A dozen local banks have agreed to defer mortgage payments for Boston homeowners hit by the coronavirus crisis.
Mayor Martin J. Walsh on Thursday announced an agreement with 12 of the city’s largest housing lenders to offer mortgage deferment for up to three months for people who’ve been financially impacted by the health crisis that has sickened thousands and shut down big swaths of the region’s economy.
“No person should have to worry about losing their home right now," Walsh said. “During these times of global uncertainty, homeowners and renters in Boston can be certain that we are doing everything we can to help ease the burden brought on by this pandemic and give them much-needed flexibility.”

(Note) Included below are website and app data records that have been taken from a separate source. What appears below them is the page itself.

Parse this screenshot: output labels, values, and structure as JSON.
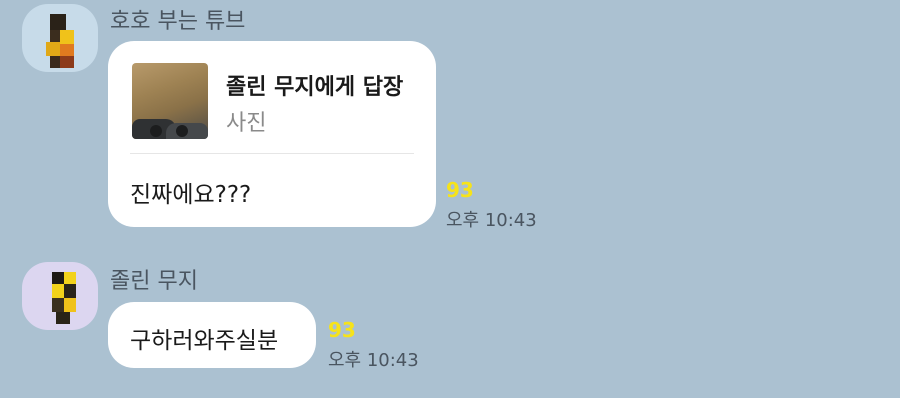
{
  "messages": [
    {
      "sender": "호호 부는 튜브",
      "reply": {
        "title": "졸린 무지에게 답장",
        "subtitle": "사진"
      },
      "text": "진짜에요???",
      "unread": "93",
      "time": "오후 10:43"
    },
    {
      "sender": "졸린 무지",
      "text": "구하러와주실분",
      "unread": "93",
      "time": "오후 10:43"
    }
  ],
  "colors": {
    "background": "#abc1d1",
    "bubble": "#ffffff",
    "unread": "#f6e31a"
  }
}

The deal with banks came about after several weeks of negotiations. They agreed not to charge late fees or report non-payments to credit rating agencies, and to spread out missed payments over future installments of a loan rather than require borrowers to catch up in one lump sum. The program applies to owner-occupants, but the city is hoping to craft something similar to assist small landlords, said a spokesman for the Department of Neighborhood Development.
In some cases, banks are already offering this sort of help to struggling homeowners, so joining Boston’s effort made sense to them.
“It’s pretty consistent with a lot of what we’re already doing,” said Carla Molina, a spokeswoman for Bank of America. “This helps everyone.”
Bank of America is the largest bank in the program, which includes 11 others: Boston Private, Cambridge Trust Company, Century Bank, Citizens Bank, City of Boston Credit Union, Dedham Savings Bank, Eastern Bank, Mortgage Network, Inc., Prime Lending, Salem Five Bank, and Santander Bank.
“Boston Private is pleased to expand our partnership with Mayor Walsh and the Department of Neighborhood Development to help our home mortgage borrowers who have been dramatically affected by COVID-19,” said Anthony DeChellis, CEO of Boston Private. “These are extraordinary times and we are proud to work together with the city on this coordinated response to ensure homeowners are able to stay in their homes.”
Some banks often sell mortgages after writing them, or buy mortgages other banks have written. The city recommends homeowners call their mortgage servicers for more information.
The deal is the latest in a raft of moves city and state officials are rolling out to try and keep residents from losing their homes amid the wide, fast-moving, economic crisis brought on by the coronavirus outbreak. The Walsh Administration has set up a $3 million rental relief fund — applications were due Friday — and extended the due date on property taxes by a month. The Baker Administration has boosted emergency housing funding and ordered a halt to eviction proceedings in state-financed affordable housing. Housing courts are closed through early May, putting a halt on most evictions, and House and Senate lawmakers are poised to vote next week on a bill that would stop eviction proceedings entirely for 120 days.